Last year I was very interested in User Research London, although I did not get to attend, so when tickets came up for this years event I grabbed one. Sadly I did not manage to get a workshop ticket too, but with thirteen talks, not including lunchtime lightning talks, I still had a pretty full day and learnt a lot!

My conference badge with all the sponsors named.

The talks covered everything research from very practical talks about frameworks, how to use data to your advantage and making your research GDPR proof, through to the similarities of DJing to usability testing and how to find your mojo if you get stuck in a rut.

There were many common themes across the talks; the one which really stood out for me was around communication and what is the best way to communicate research findings to teams and stakeholders so it actually benefits your product.

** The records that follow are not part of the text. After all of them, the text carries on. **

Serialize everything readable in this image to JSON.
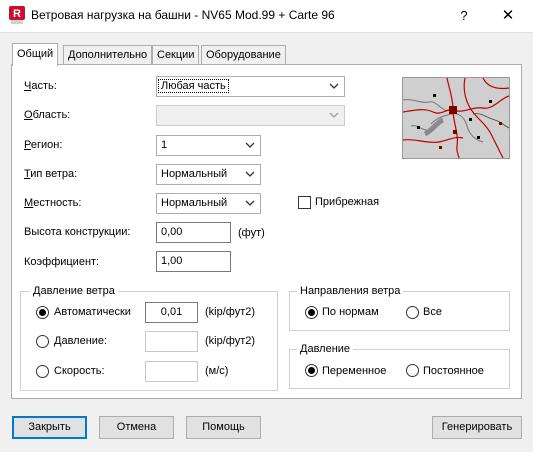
{
  "window": {
    "title": "Ветровая нагрузка на башни - NV65 Mod.99 + Carte 96",
    "app_icon_letter": "R",
    "help_glyph": "?",
    "close_glyph": "✕"
  },
  "tabs": [
    {
      "label": "Общий",
      "active": true
    },
    {
      "label": "Дополнительно",
      "active": false
    },
    {
      "label": "Секции",
      "active": false
    },
    {
      "label": "Оборудование",
      "active": false
    }
  ],
  "fields": {
    "part": {
      "label": "Часть:",
      "value": "Любая часть"
    },
    "area": {
      "label": "Область:",
      "value": ""
    },
    "region": {
      "label": "Регион:",
      "value": "1"
    },
    "wind_type": {
      "label": "Тип ветра:",
      "value": "Нормальный"
    },
    "terrain": {
      "label": "Местность:",
      "value": "Нормальный"
    },
    "coastal": {
      "label": "Прибрежная",
      "checked": false
    },
    "height": {
      "label": "Высота конструкции:",
      "value": "0,00",
      "unit": "(фут)"
    },
    "coefficient": {
      "label": "Коэффициент:",
      "value": "1,00"
    }
  },
  "wind_pressure_group": {
    "title": "Давление ветра",
    "options": [
      {
        "label": "Автоматически",
        "selected": true,
        "value": "0,01",
        "unit": "(kip/фут2)"
      },
      {
        "label": "Давление:",
        "selected": false,
        "value": "",
        "unit": "(kip/фут2)"
      },
      {
        "label": "Скорость:",
        "selected": false,
        "value": "",
        "unit": "(м/с)"
      }
    ]
  },
  "wind_directions_group": {
    "title": "Направления ветра",
    "options": [
      {
        "label": "По нормам",
        "selected": true
      },
      {
        "label": "Все",
        "selected": false
      }
    ]
  },
  "pressure_group": {
    "title": "Давление",
    "options": [
      {
        "label": "Переменное",
        "selected": true
      },
      {
        "label": "Постоянное",
        "selected": false
      }
    ]
  },
  "buttons": {
    "close": "Закрыть",
    "cancel": "Отмена",
    "help": "Помощь",
    "generate": "Генерировать"
  },
  "colors": {
    "accent": "#0078d7",
    "app_icon": "#c8102e",
    "map_lines": "#c00000"
  },
  "icons": {
    "dropdown": "chevron-down-icon",
    "map": "region-map-image"
  }
}
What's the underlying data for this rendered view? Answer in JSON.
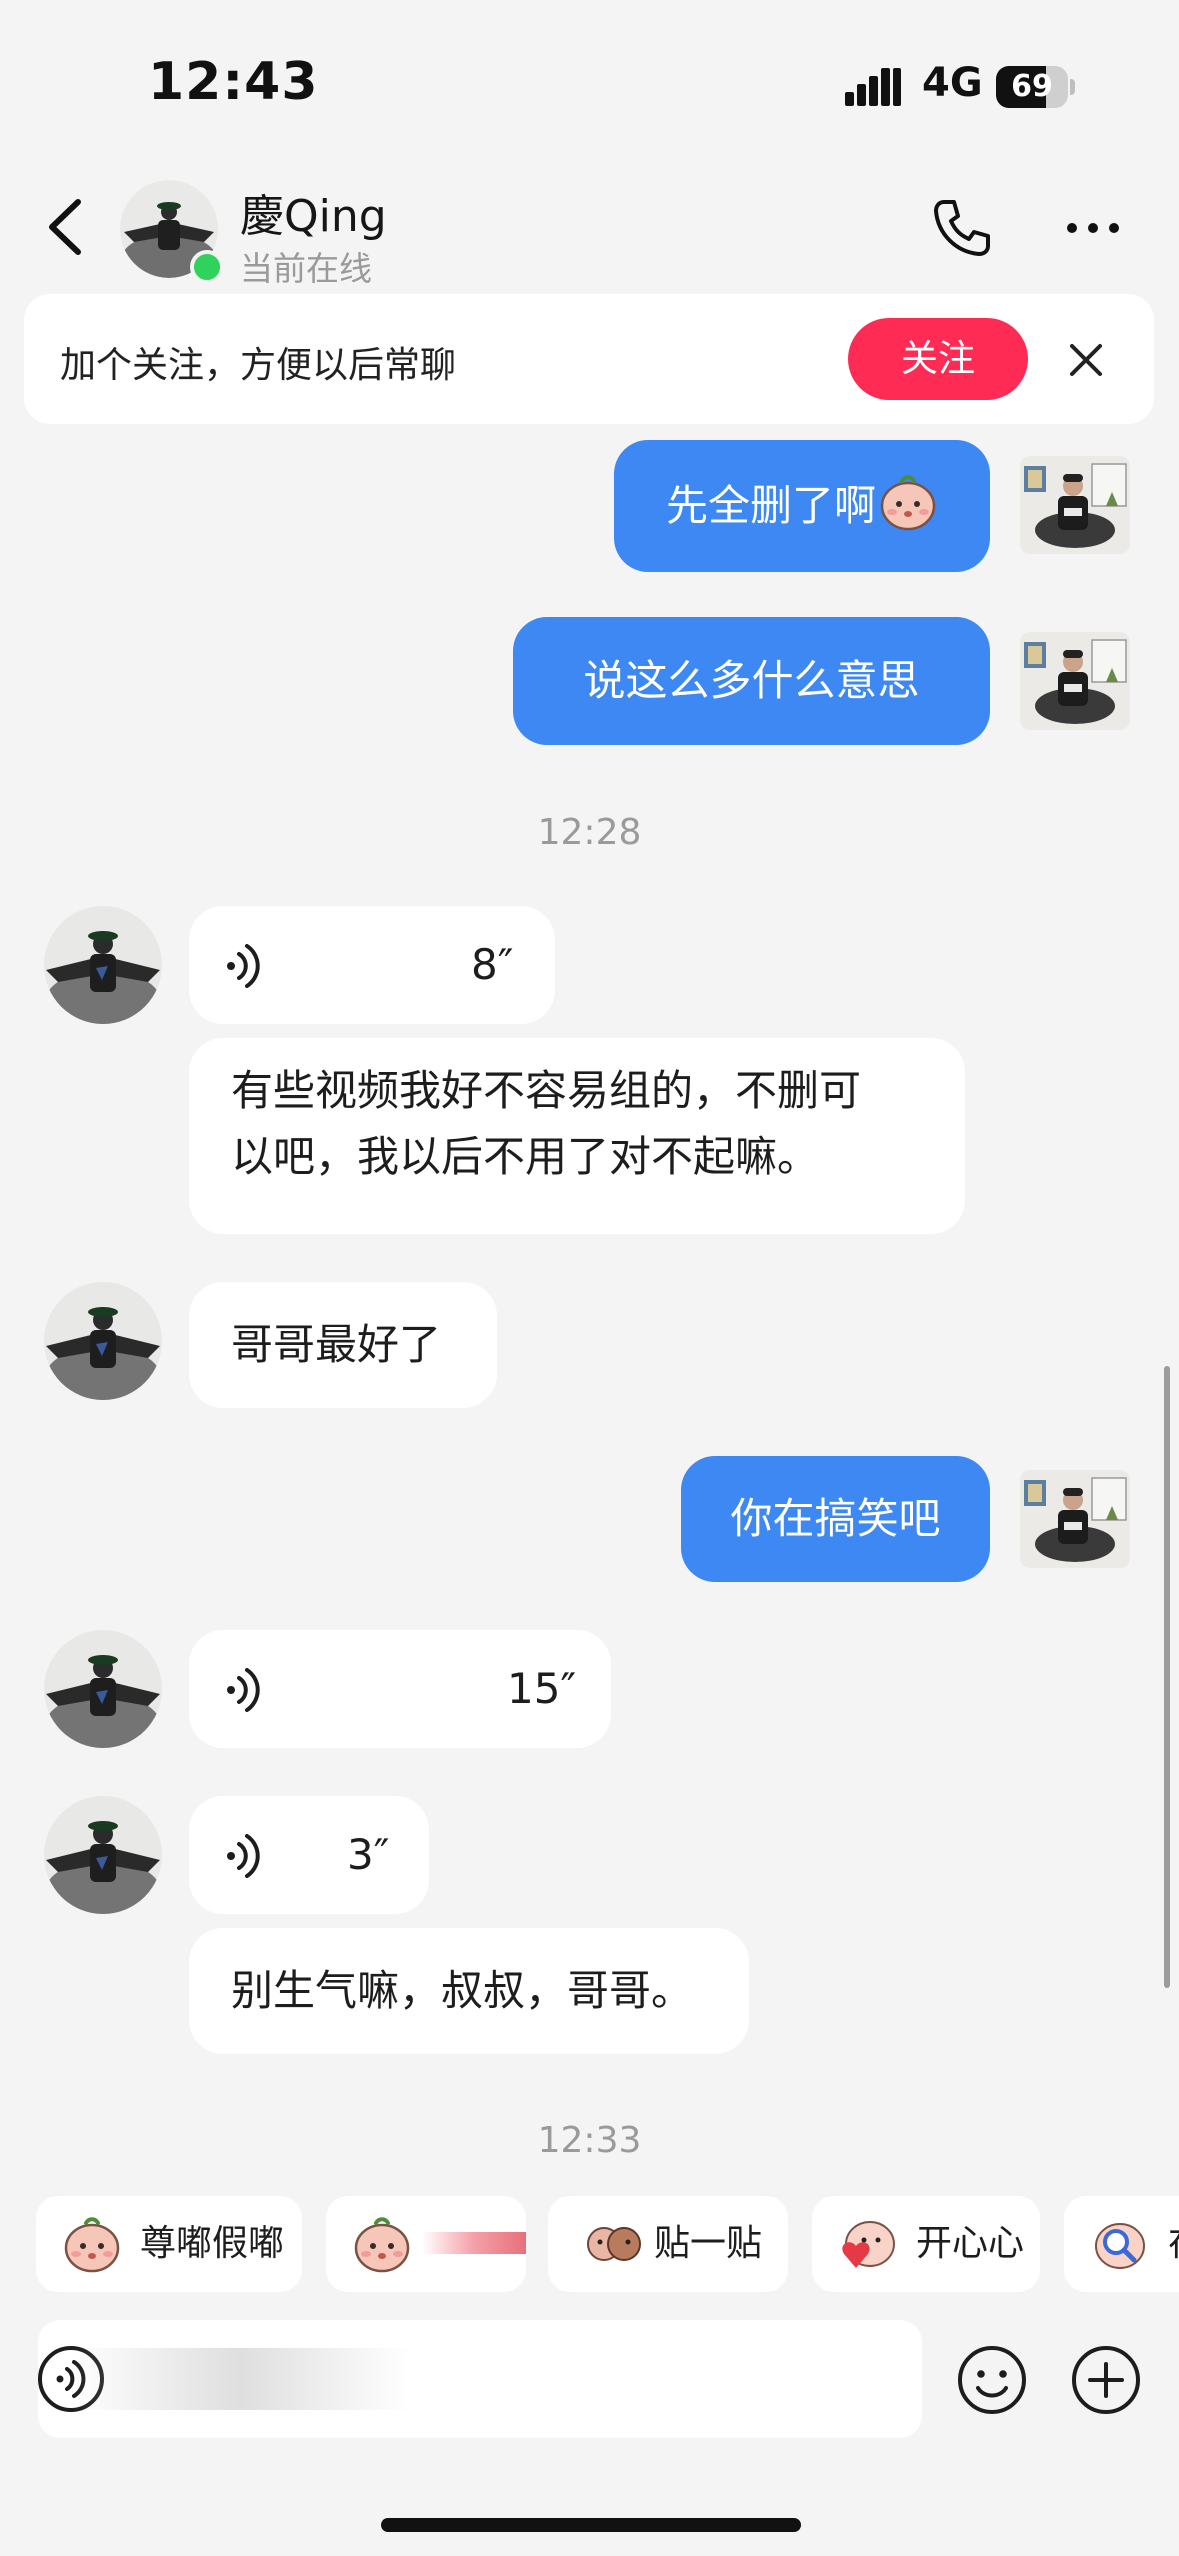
{
  "status_bar": {
    "time": "12:43",
    "network": "4G",
    "battery": "69",
    "battery_level": 0.69
  },
  "header": {
    "name": "慶Qing",
    "presence": "当前在线"
  },
  "banner": {
    "text": "加个关注，方便以后常聊",
    "follow_label": "关注"
  },
  "messages": {
    "m1": "先全删了啊",
    "m2": "说这么多什么意思",
    "ts1": "12:28",
    "v1": "8″",
    "m3_line1": "有些视频我好不容易组的，不删可",
    "m3_line2": "以吧，我以后不用了对不起嘛。",
    "m4": "哥哥最好了",
    "m5": "你在搞笑吧",
    "v2": "15″",
    "v3": "3″",
    "m6": "别生气嘛，叔叔，哥哥。",
    "ts2": "12:33"
  },
  "sticker_bar": {
    "chip1": "尊嘟假嘟",
    "chip3": "贴一贴",
    "chip4": "开心心",
    "chip5": "在"
  },
  "colors": {
    "outgoing_bubble": "#3d88f3",
    "follow_button": "#fe2c55",
    "online_dot": "#2fd35c"
  }
}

These are some of my favourite talks although all were excellent:

Ben and Nic talking about how our research participants have needs too and how when we design our studies we can end up excluding people just because we want to use Skype or visit them at their homes.

Matthew’s lightning talk ‘Make with love’ touched on a bunch of stuff I have been thinking about lately, especially the ethics of design. I would have loved to hear the full length version of this talk.

Ana spoke on ‘when insights fade away’ and how people should not have to hold the information from your study in their minds. She made a set of cards for her team to help keep them focused on the insights they had learnt.

Laurissa spoke on how we should remember that the research we do is still for a user - our organisation. If it was a product would anyone be able or even want to use it?

Lastly Meena spoke on how to successfully position our research. She felt the key was to have good structure and be transparent so that everyone is aligned right at the start and understands exactly what this particular study is aiming to find out.

While it was a very full day with a lot to take in, there were so many things that I want to take back to my team. Research is still fairly new at Wiggle and it is great to have been inspired by so many great talks! My poor team will not know what has hit them when I get back in the office on Monday.